Culture is who we are and what shapes our identity. No development can be sustainable without including culture.
The protection, promotion and maintenance of cultural sustainability is vital for sustainable development that beneﬁts both present and future generations. Culture is an integral part of sustainable development; however the key challenge is the understanding of the relationships between culture and sustainability.
Culture plays an important role as a non-renewable resource that is a vital part of our cities; the adaptive re-using of the historic urban environment adds to the quality of life of their inhabitants by strengthening their sense of belonging, social unity and providing a pleasant environment that lessens excessive urbanisation.
The Pacific region, the richest in the world in terms of cultural diversity, holds one-third of all languages in the world. Cultural considerations should be integrated into sustainable urban and community planning. The Pacific is ahead of other regions in rethinking wellbeing and prosperity: culture has been important in this approach, now all it needs is for it to be nurtured.

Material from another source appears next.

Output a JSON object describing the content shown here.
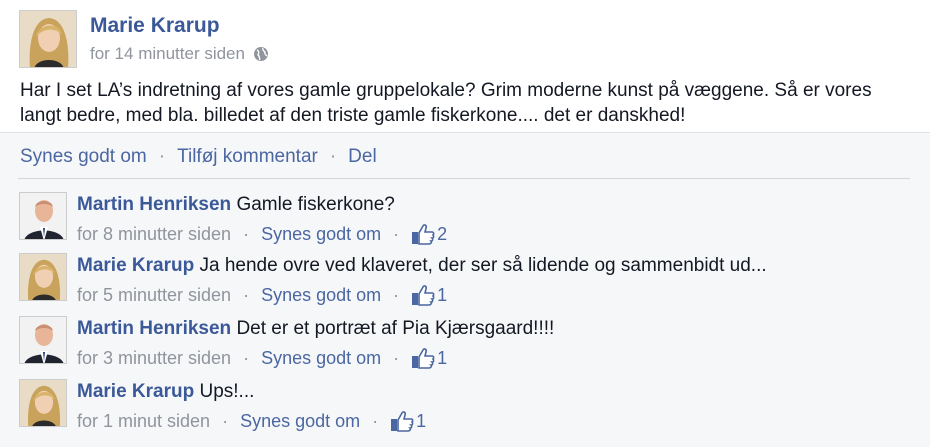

Communities, through their traditional knowledge and values and local sovereignty approach, understand their rights and responsibilities with respect to their environment, social stability and towards each other.
Most land across the Pacific is held by communities and not through private property. This has prevented the food poverty and extreme inequality seen in many other parts of the developing world. It has enabled women and men to draw on the environment for medical, housing, and expressive purposes, thereby continuing to foster agro biodiversity, and allowing communities to enjoy leisure time.
Due to increased urbanisation, imported unhealthy foods and increasingly sedentary lifestyles, life expectancy rates have dropped. Cultural food production and preparation, which preserve and improve diversity, including organic farming, provide healthy diets. Community arts and sports (dance, games, and communal fishing practices) provide healthy practices.
Pacific cities contain ‘old’ heritage, colonial heritage and increasing arts offerings. All are crucial to attracting responsible tourism. Cultural heritage, particularly cultural landscapes and historic cities, can make a signiﬁcant contribution to environmental sustainability.
Culture contributes directly to employment. Most Pacific countries do not measure cultural employment. Cultural and creative industries represent one of the most rapidly expanding sectors in the global economy with a growth rate of 6.9 per cent in Oceania. Artist, cultural producers, and entrepreneurs are direct active contributors to Pacific economies and cultural events create indirect economic activities.
Many cultural activities take place in the informal economy – the subsistence economy is based on cultural knowledge and practices. If one considers remittances and traditional social security are basically driven by cultural factors, the relationship between poverty prevention and reduction and culture is obvious.
Culture indeed has a role to play towards achieving a sustainable environment because culture is a key element in the concept of sustainable development; it frames people’s relationships and attitudes towards both the built and the natural environment. Cultural value shape peoples way of life and therefore has the potential to bring about the change in behaviour and attitude needed to ensure the achievement of sustainable development.
Sustainability efforts that once were characterised by environmental, social, and economic issues only now see the inclusion of culture as a holistic beneﬁt to sustainable development.